→ Task: All of the data below must be repeated exactly.
----- Source data
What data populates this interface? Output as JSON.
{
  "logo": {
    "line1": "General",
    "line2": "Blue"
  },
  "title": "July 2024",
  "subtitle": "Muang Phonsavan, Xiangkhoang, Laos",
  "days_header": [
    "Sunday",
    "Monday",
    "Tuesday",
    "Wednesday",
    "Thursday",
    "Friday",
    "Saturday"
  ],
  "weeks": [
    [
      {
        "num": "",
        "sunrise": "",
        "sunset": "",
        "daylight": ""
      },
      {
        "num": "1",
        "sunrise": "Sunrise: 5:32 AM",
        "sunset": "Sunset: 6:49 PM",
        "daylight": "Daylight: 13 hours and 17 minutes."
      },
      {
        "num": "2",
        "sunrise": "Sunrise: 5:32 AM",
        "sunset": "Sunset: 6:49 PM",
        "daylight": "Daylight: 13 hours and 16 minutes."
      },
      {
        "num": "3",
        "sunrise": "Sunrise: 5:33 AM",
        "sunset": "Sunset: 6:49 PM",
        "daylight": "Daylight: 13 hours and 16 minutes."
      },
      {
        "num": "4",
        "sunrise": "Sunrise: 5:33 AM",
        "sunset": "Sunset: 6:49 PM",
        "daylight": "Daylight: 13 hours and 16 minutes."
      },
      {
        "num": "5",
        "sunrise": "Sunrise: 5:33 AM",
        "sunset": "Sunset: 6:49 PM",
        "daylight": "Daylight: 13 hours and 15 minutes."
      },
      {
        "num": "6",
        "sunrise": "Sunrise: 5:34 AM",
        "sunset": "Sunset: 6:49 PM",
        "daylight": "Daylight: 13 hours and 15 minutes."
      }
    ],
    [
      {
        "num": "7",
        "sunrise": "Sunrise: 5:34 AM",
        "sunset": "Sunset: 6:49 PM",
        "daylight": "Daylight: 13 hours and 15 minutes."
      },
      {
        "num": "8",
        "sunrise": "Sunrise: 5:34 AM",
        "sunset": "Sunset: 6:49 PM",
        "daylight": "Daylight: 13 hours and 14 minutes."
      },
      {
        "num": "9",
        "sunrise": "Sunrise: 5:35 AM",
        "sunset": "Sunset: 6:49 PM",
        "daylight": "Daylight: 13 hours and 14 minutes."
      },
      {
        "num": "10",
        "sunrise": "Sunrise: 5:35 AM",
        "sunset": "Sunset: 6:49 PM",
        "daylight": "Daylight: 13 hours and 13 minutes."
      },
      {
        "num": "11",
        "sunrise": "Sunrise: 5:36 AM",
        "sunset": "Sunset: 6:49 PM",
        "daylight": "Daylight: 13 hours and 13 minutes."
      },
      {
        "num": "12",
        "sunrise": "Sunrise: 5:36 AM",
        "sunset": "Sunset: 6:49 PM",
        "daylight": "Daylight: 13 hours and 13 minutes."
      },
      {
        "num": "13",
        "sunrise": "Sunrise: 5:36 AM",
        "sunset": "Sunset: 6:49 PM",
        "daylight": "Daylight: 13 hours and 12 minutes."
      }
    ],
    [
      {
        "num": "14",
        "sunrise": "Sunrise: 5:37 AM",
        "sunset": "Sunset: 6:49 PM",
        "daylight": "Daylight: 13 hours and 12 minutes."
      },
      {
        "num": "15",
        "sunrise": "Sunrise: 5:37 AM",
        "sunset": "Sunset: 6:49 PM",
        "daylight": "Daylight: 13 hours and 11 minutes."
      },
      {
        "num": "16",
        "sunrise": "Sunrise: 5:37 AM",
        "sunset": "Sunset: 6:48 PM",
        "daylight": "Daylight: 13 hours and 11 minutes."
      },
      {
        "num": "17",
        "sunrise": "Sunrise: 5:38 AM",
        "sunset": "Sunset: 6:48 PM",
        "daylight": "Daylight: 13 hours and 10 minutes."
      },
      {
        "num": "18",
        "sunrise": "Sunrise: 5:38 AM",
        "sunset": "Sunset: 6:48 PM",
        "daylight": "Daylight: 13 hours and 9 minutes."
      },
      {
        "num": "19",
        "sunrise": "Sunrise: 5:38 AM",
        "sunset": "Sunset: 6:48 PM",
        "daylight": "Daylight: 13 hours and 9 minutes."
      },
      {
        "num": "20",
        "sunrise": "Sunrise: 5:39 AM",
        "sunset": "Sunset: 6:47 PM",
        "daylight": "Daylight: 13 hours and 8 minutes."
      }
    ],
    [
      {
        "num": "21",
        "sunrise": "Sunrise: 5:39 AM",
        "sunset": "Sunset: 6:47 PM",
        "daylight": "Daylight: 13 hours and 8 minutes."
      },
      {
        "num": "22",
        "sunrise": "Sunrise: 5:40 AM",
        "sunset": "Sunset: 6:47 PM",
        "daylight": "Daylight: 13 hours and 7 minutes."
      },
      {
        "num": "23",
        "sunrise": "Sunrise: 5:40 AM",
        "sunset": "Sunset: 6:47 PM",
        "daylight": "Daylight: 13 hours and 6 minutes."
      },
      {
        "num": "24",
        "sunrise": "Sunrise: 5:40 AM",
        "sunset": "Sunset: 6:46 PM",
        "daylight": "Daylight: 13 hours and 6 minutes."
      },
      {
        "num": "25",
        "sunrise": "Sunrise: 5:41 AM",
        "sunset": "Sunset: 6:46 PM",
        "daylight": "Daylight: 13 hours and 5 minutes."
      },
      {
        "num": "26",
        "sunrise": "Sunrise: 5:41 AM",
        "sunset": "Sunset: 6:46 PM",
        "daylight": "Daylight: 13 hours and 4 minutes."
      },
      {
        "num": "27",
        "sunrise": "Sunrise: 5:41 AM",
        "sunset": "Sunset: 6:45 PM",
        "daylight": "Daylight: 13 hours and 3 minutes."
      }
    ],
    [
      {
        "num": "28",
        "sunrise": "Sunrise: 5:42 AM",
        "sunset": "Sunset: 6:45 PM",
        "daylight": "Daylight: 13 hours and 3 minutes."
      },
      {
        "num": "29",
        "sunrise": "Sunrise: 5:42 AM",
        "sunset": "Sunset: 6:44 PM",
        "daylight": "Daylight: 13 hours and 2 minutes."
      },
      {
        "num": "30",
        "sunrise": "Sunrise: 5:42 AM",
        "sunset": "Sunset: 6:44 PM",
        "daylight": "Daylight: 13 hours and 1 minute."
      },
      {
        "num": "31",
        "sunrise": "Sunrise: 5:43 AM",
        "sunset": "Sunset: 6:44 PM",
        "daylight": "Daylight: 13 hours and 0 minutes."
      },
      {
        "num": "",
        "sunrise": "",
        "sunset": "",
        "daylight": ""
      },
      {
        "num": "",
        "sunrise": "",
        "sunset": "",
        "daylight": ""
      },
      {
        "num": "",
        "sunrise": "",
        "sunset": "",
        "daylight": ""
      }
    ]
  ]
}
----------
→ Response to this task:
What data populates this interface? Output as JSON.
{
  "logo": {
    "line1": "General",
    "line2": "Blue"
  },
  "title": "July 2024",
  "subtitle": "Muang Phonsavan, Xiangkhoang, Laos",
  "days_header": [
    "Sunday",
    "Monday",
    "Tuesday",
    "Wednesday",
    "Thursday",
    "Friday",
    "Saturday"
  ],
  "weeks": [
    [
      {
        "num": "",
        "sunrise": "",
        "sunset": "",
        "daylight": ""
      },
      {
        "num": "1",
        "sunrise": "Sunrise: 5:32 AM",
        "sunset": "Sunset: 6:49 PM",
        "daylight": "Daylight: 13 hours and 17 minutes."
      },
      {
        "num": "2",
        "sunrise": "Sunrise: 5:32 AM",
        "sunset": "Sunset: 6:49 PM",
        "daylight": "Daylight: 13 hours and 16 minutes."
      },
      {
        "num": "3",
        "sunrise": "Sunrise: 5:33 AM",
        "sunset": "Sunset: 6:49 PM",
        "daylight": "Daylight: 13 hours and 16 minutes."
      },
      {
        "num": "4",
        "sunrise": "Sunrise: 5:33 AM",
        "sunset": "Sunset: 6:49 PM",
        "daylight": "Daylight: 13 hours and 16 minutes."
      },
      {
        "num": "5",
        "sunrise": "Sunrise: 5:33 AM",
        "sunset": "Sunset: 6:49 PM",
        "daylight": "Daylight: 13 hours and 15 minutes."
      },
      {
        "num": "6",
        "sunrise": "Sunrise: 5:34 AM",
        "sunset": "Sunset: 6:49 PM",
        "daylight": "Daylight: 13 hours and 15 minutes."
      }
    ],
    [
      {
        "num": "7",
        "sunrise": "Sunrise: 5:34 AM",
        "sunset": "Sunset: 6:49 PM",
        "daylight": "Daylight: 13 hours and 15 minutes."
      },
      {
        "num": "8",
        "sunrise": "Sunrise: 5:34 AM",
        "sunset": "Sunset: 6:49 PM",
        "daylight": "Daylight: 13 hours and 14 minutes."
      },
      {
        "num": "9",
        "sunrise": "Sunrise: 5:35 AM",
        "sunset": "Sunset: 6:49 PM",
        "daylight": "Daylight: 13 hours and 14 minutes."
      },
      {
        "num": "10",
        "sunrise": "Sunrise: 5:35 AM",
        "sunset": "Sunset: 6:49 PM",
        "daylight": "Daylight: 13 hours and 13 minutes."
      },
      {
        "num": "11",
        "sunrise": "Sunrise: 5:36 AM",
        "sunset": "Sunset: 6:49 PM",
        "daylight": "Daylight: 13 hours and 13 minutes."
      },
      {
        "num": "12",
        "sunrise": "Sunrise: 5:36 AM",
        "sunset": "Sunset: 6:49 PM",
        "daylight": "Daylight: 13 hours and 13 minutes."
      },
      {
        "num": "13",
        "sunrise": "Sunrise: 5:36 AM",
        "sunset": "Sunset: 6:49 PM",
        "daylight": "Daylight: 13 hours and 12 minutes."
      }
    ],
    [
      {
        "num": "14",
        "sunrise": "Sunrise: 5:37 AM",
        "sunset": "Sunset: 6:49 PM",
        "daylight": "Daylight: 13 hours and 12 minutes."
      },
      {
        "num": "15",
        "sunrise": "Sunrise: 5:37 AM",
        "sunset": "Sunset: 6:49 PM",
        "daylight": "Daylight: 13 hours and 11 minutes."
      },
      {
        "num": "16",
        "sunrise": "Sunrise: 5:37 AM",
        "sunset": "Sunset: 6:48 PM",
        "daylight": "Daylight: 13 hours and 11 minutes."
      },
      {
        "num": "17",
        "sunrise": "Sunrise: 5:38 AM",
        "sunset": "Sunset: 6:48 PM",
        "daylight": "Daylight: 13 hours and 10 minutes."
      },
      {
        "num": "18",
        "sunrise": "Sunrise: 5:38 AM",
        "sunset": "Sunset: 6:48 PM",
        "daylight": "Daylight: 13 hours and 9 minutes."
      },
      {
        "num": "19",
        "sunrise": "Sunrise: 5:38 AM",
        "sunset": "Sunset: 6:48 PM",
        "daylight": "Daylight: 13 hours and 9 minutes."
      },
      {
        "num": "20",
        "sunrise": "Sunrise: 5:39 AM",
        "sunset": "Sunset: 6:47 PM",
        "daylight": "Daylight: 13 hours and 8 minutes."
      }
    ],
    [
      {
        "num": "21",
        "sunrise": "Sunrise: 5:39 AM",
        "sunset": "Sunset: 6:47 PM",
        "daylight": "Daylight: 13 hours and 8 minutes."
      },
      {
        "num": "22",
        "sunrise": "Sunrise: 5:40 AM",
        "sunset": "Sunset: 6:47 PM",
        "daylight": "Daylight: 13 hours and 7 minutes."
      },
      {
        "num": "23",
        "sunrise": "Sunrise: 5:40 AM",
        "sunset": "Sunset: 6:47 PM",
        "daylight": "Daylight: 13 hours and 6 minutes."
      },
      {
        "num": "24",
        "sunrise": "Sunrise: 5:40 AM",
        "sunset": "Sunset: 6:46 PM",
        "daylight": "Daylight: 13 hours and 6 minutes."
      },
      {
        "num": "25",
        "sunrise": "Sunrise: 5:41 AM",
        "sunset": "Sunset: 6:46 PM",
        "daylight": "Daylight: 13 hours and 5 minutes."
      },
      {
        "num": "26",
        "sunrise": "Sunrise: 5:41 AM",
        "sunset": "Sunset: 6:46 PM",
        "daylight": "Daylight: 13 hours and 4 minutes."
      },
      {
        "num": "27",
        "sunrise": "Sunrise: 5:41 AM",
        "sunset": "Sunset: 6:45 PM",
        "daylight": "Daylight: 13 hours and 3 minutes."
      }
    ],
    [
      {
        "num": "28",
        "sunrise": "Sunrise: 5:42 AM",
        "sunset": "Sunset: 6:45 PM",
        "daylight": "Daylight: 13 hours and 3 minutes."
      },
      {
        "num": "29",
        "sunrise": "Sunrise: 5:42 AM",
        "sunset": "Sunset: 6:44 PM",
        "daylight": "Daylight: 13 hours and 2 minutes."
      },
      {
        "num": "30",
        "sunrise": "Sunrise: 5:42 AM",
        "sunset": "Sunset: 6:44 PM",
        "daylight": "Daylight: 13 hours and 1 minute."
      },
      {
        "num": "31",
        "sunrise": "Sunrise: 5:43 AM",
        "sunset": "Sunset: 6:44 PM",
        "daylight": "Daylight: 13 hours and 0 minutes."
      },
      {
        "num": "",
        "sunrise": "",
        "sunset": "",
        "daylight": ""
      },
      {
        "num": "",
        "sunrise": "",
        "sunset": "",
        "daylight": ""
      },
      {
        "num": "",
        "sunrise": "",
        "sunset": "",
        "daylight": ""
      }
    ]
  ]
}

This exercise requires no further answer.